When data were combined for Study 3 and Study 4, the treatment difference on success rate (i.e., good recovery) on the Glasgow Outcome Scale was 25.3% (nimodipine) versus 10.9% (placebo) for Hunt and Hess Grades IV or V. Table 5 demonstrates that nimodipine tends to improve good recovery of SAH patients with poor neurological status post-ictus, while decreasing the numbers with severe disability and vegetative survival.

Table 5: Glasgow Outcome Scale in Combined Studies 3 and 4
Glasgow Outcome* Nimodipine (n=87) Placebo
p = 0.045, nimodipine vs. placebo
Good Recovery 22 (25.3%) 11 (10.9%)
Moderate Disability 8 (9.2%) 12 (11.9%)
Severe Disability 6 (6.9%) 15 (14.9%)
Vegetative Survival 4 (4.6%) 9 (8.9%)
Death 47 (54.0%) 54 (53.5%)

A dose-ranging study comparing 30 mg, 60 mg, and 90 mg doses found a generally low rate of spasm-related neurological deficits but no dose response relationship.

How Supplied/Storage and Handling

  • NDC 24338-200-16: 16 oz. bottle (473 mL)
  • NDC 24338-200-12: Carton containing 12 individually wrapped packages.
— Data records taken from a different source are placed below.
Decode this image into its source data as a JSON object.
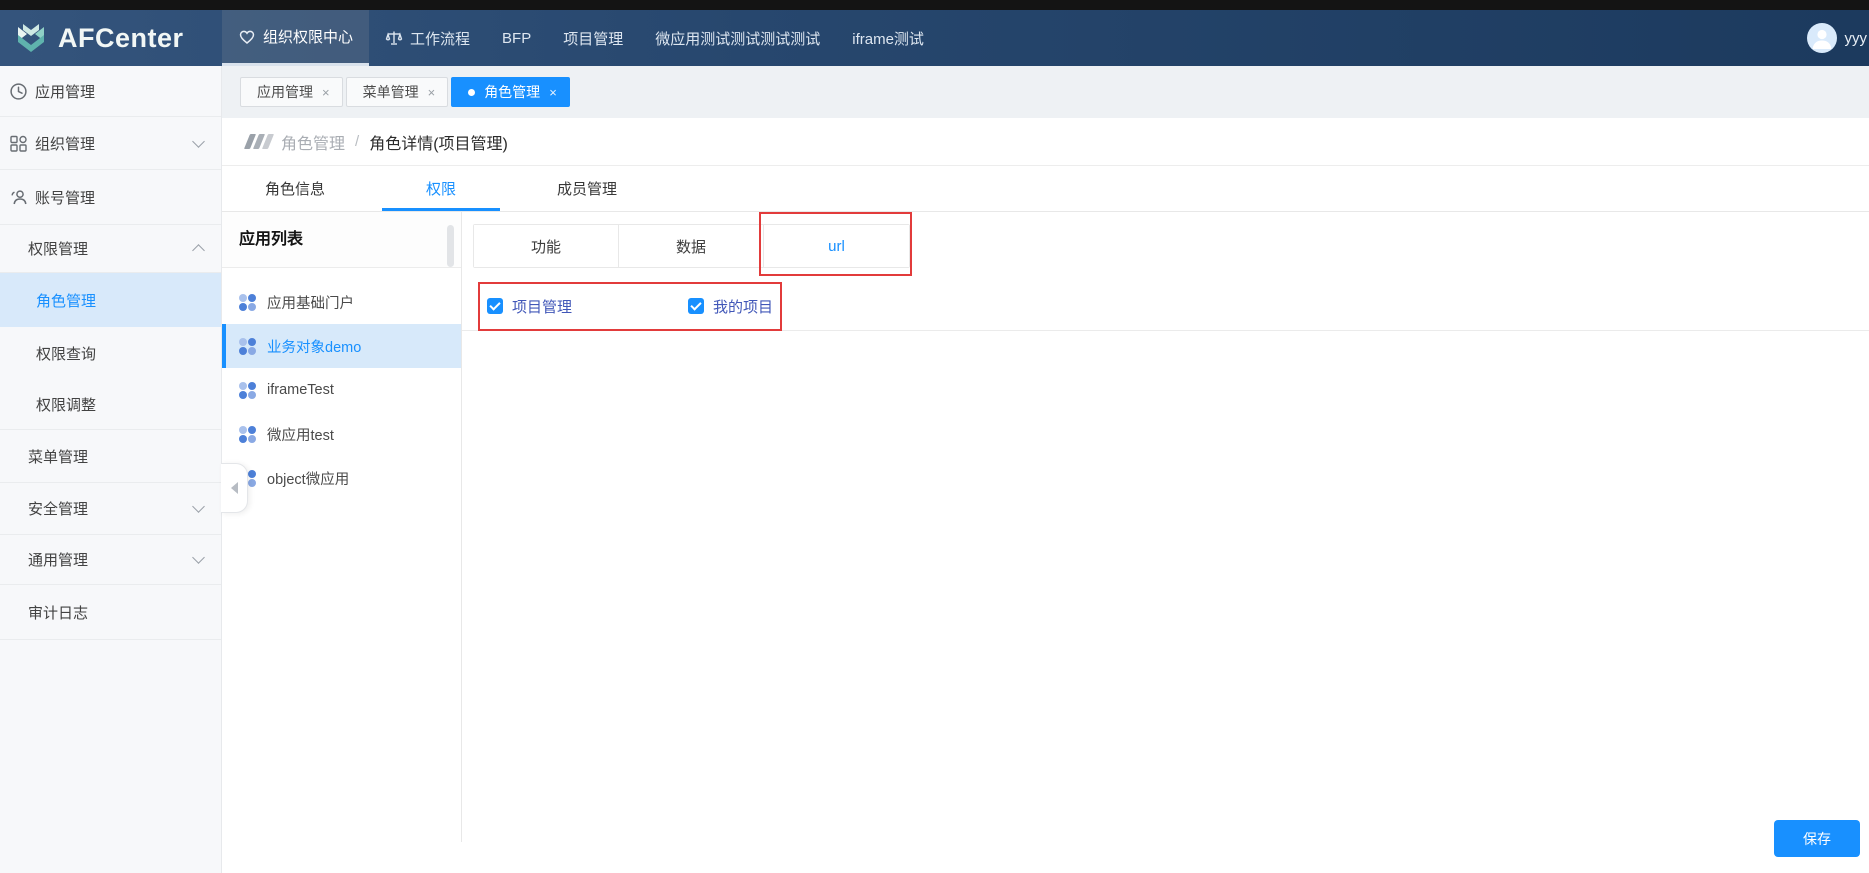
{
  "brand": {
    "name": "AFCenter"
  },
  "navbar": {
    "items": [
      {
        "label": "组织权限中心",
        "icon": "heart-icon",
        "active": true
      },
      {
        "label": "工作流程",
        "icon": "scale-icon",
        "active": false
      },
      {
        "label": "BFP",
        "active": false
      },
      {
        "label": "项目管理",
        "active": false
      },
      {
        "label": "微应用测试测试测试测试",
        "active": false
      },
      {
        "label": "iframe测试",
        "active": false
      }
    ],
    "user": {
      "name": "yyy"
    }
  },
  "tabstrip": {
    "close_glyph": "×",
    "tabs": [
      {
        "label": "应用管理",
        "active": false
      },
      {
        "label": "菜单管理",
        "active": false
      },
      {
        "label": "角色管理",
        "active": true
      }
    ]
  },
  "breadcrumb": {
    "section": "角色管理",
    "separator": "/",
    "current": "角色详情(项目管理)"
  },
  "page_tabs": [
    {
      "label": "角色信息",
      "active": false
    },
    {
      "label": "权限",
      "active": true
    },
    {
      "label": "成员管理",
      "active": false
    }
  ],
  "sidebar": {
    "items": [
      {
        "label": "应用管理",
        "icon": "clock-icon"
      },
      {
        "label": "组织管理",
        "icon": "org-icon",
        "chevron": "down"
      },
      {
        "label": "账号管理",
        "icon": "user-icon"
      },
      {
        "label": "权限管理",
        "chevron": "up"
      },
      {
        "label": "角色管理",
        "active": true
      },
      {
        "label": "权限查询"
      },
      {
        "label": "权限调整"
      },
      {
        "label": "菜单管理"
      },
      {
        "label": "安全管理",
        "chevron": "down"
      },
      {
        "label": "通用管理",
        "chevron": "down"
      },
      {
        "label": "审计日志"
      }
    ]
  },
  "app_panel": {
    "title": "应用列表",
    "apps": [
      {
        "label": "应用基础门户",
        "active": false
      },
      {
        "label": "业务对象demo",
        "active": true
      },
      {
        "label": "iframeTest",
        "active": false
      },
      {
        "label": "微应用test",
        "active": false
      },
      {
        "label": "object微应用",
        "active": false
      }
    ]
  },
  "perm_panel": {
    "tabs": [
      {
        "label": "功能",
        "active": false
      },
      {
        "label": "数据",
        "active": false
      },
      {
        "label": "url",
        "active": true
      }
    ],
    "url_items": [
      {
        "label": "项目管理",
        "checked": true
      },
      {
        "label": "我的项目",
        "checked": true
      }
    ]
  },
  "footer": {
    "save_label": "保存"
  },
  "colors": {
    "accent": "#1890ff",
    "annotation_red": "#e23b3b",
    "navbar_gradient_start": "#34547c",
    "navbar_gradient_end": "#1c3a5e",
    "checkbox_label_blue": "#4157b8",
    "sidebar_active_bg": "#d8e9fa"
  }
}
Each package contains one 20 mL Unit-Dose cup (NDC 24338-200-20) and one oral syringe.

Store at 25ºC (77ºF); excursions permitted to 15ºC to 30ºC (59ºF to 86ºF) [see USP Controlled Room Temperature].

Protect from light.
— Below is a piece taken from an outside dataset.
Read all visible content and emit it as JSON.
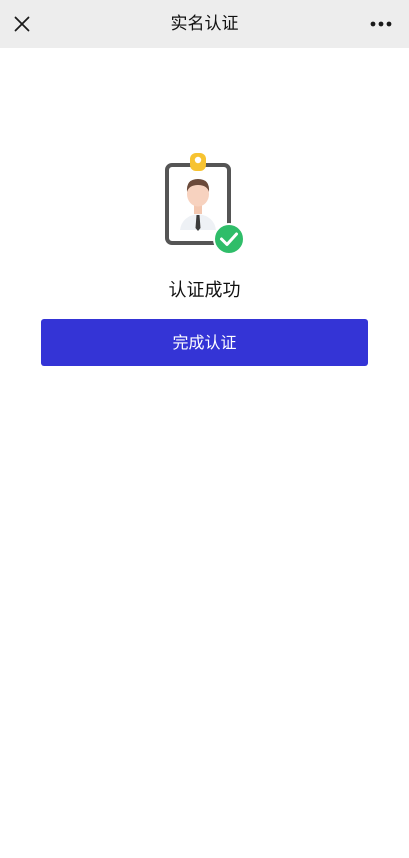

Do not refrigerate.

Patient Counseling Information

Inform patients that the most frequent adverse reaction associated with nimodipine is decreased blood pressure [see Warnings and Precautions (5.1)]. Inform them that use of Nymalize with anti-hypertensives can cause increased drop in blood pressure [see Drug Interactions (7.1)].
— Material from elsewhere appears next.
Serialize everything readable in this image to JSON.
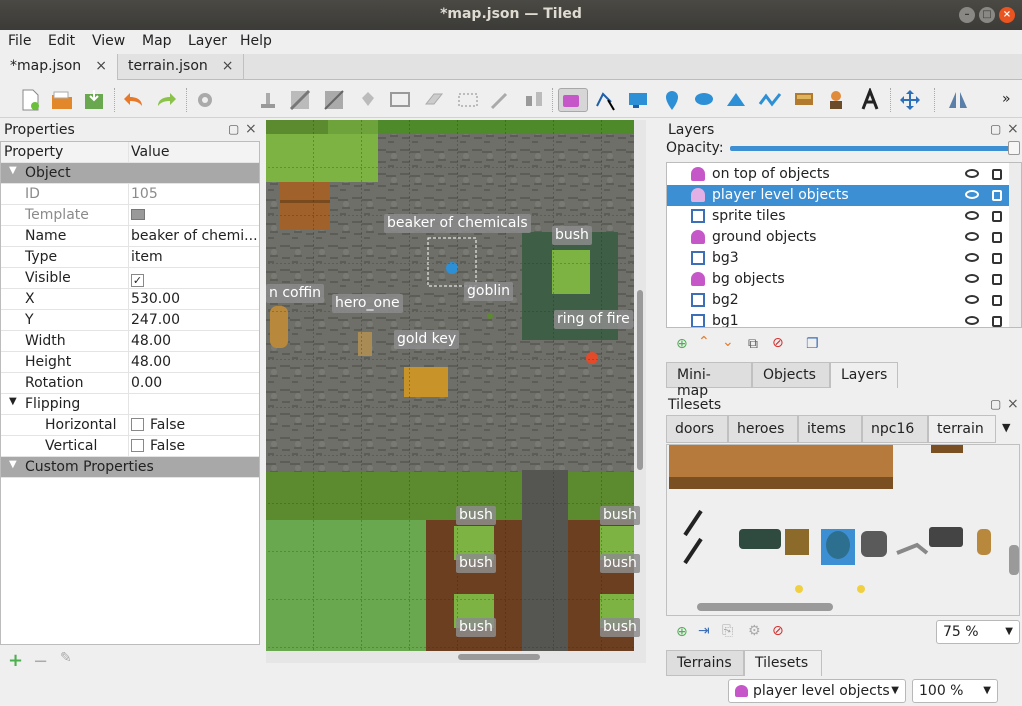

Patients should be aware that ingestion of grapefruit or grapefruit juice should be avoided when taking Nymalize due to its ability to increase nimodipine plasma concentrations and potential to increase the risk of hypotension [see Drug Interactions (7.2)].

Pregnant women should be advised that a harmful effect of Nymalize on the fetus cannot be ruled out and the drug should only be used if the potential benefit justifies the potential risk to the fetus [see Use in Specific Populations, Pregnancy (8.1)].

Manufactured for:
Atlanta, GA 30328

Manufactured by:
Pointe-Claire, QC, Canada
H9R 1C9

Distributed By Arbor Pharmaceuticals, LLC., Atlanta, GA 30328

Nymalize is a trademark of Arbor Pharmaceuticals, LLC

© 2013 Arbor Pharmaceuticals, LLC



NDC: 24338-200-16

16 oz.
(473 mL)

(nimodipine) oral solution
60 mg/20 mL

For Oral Use Only

Distributed by:
Atlanta, GA 30328

nimodipine solution
Product Information
Product Type HUMAN PRESCRIPTION DRUG LABEL Item Code (Source) NDC:24338-200
Route of Administration ORAL DEA Schedule     
Active Ingredient/Active Moiety
Ingredient Name Basis of Strength Strength
nimodipine (nimodipine) nimodipine 60 mg  in 20 mL
Inactive Ingredients
Ingredient Name Strength
polyethylene glycols  
sodium phosphate, monobasic  
sodium phosphate, dibasic  
Product Characteristics
Color YELLOW (pale) Score     
Shape Size
Flavor Imprint Code
# Item Code Package Description
1 NDC:24338-200-16 473 mL in 1 BOTTLE
2 NDC:24338-200-12 12 PACKAGE in 1 CARTON
2 NDC:24338-200-20 1 CUP, UNIT-DOSE in 1 PACKAGE
2 20 mL in 1 CUP, UNIT-DOSE
Marketing Information
Marketing Category Application Number or Monograph Citation Marketing Start Date Marketing End Date
NDA NDA203340 06/03/2013
Labeler - Arbor Pharmaceuticals (781796417)
Revised: 05/2014
Arbor Pharmaceuticals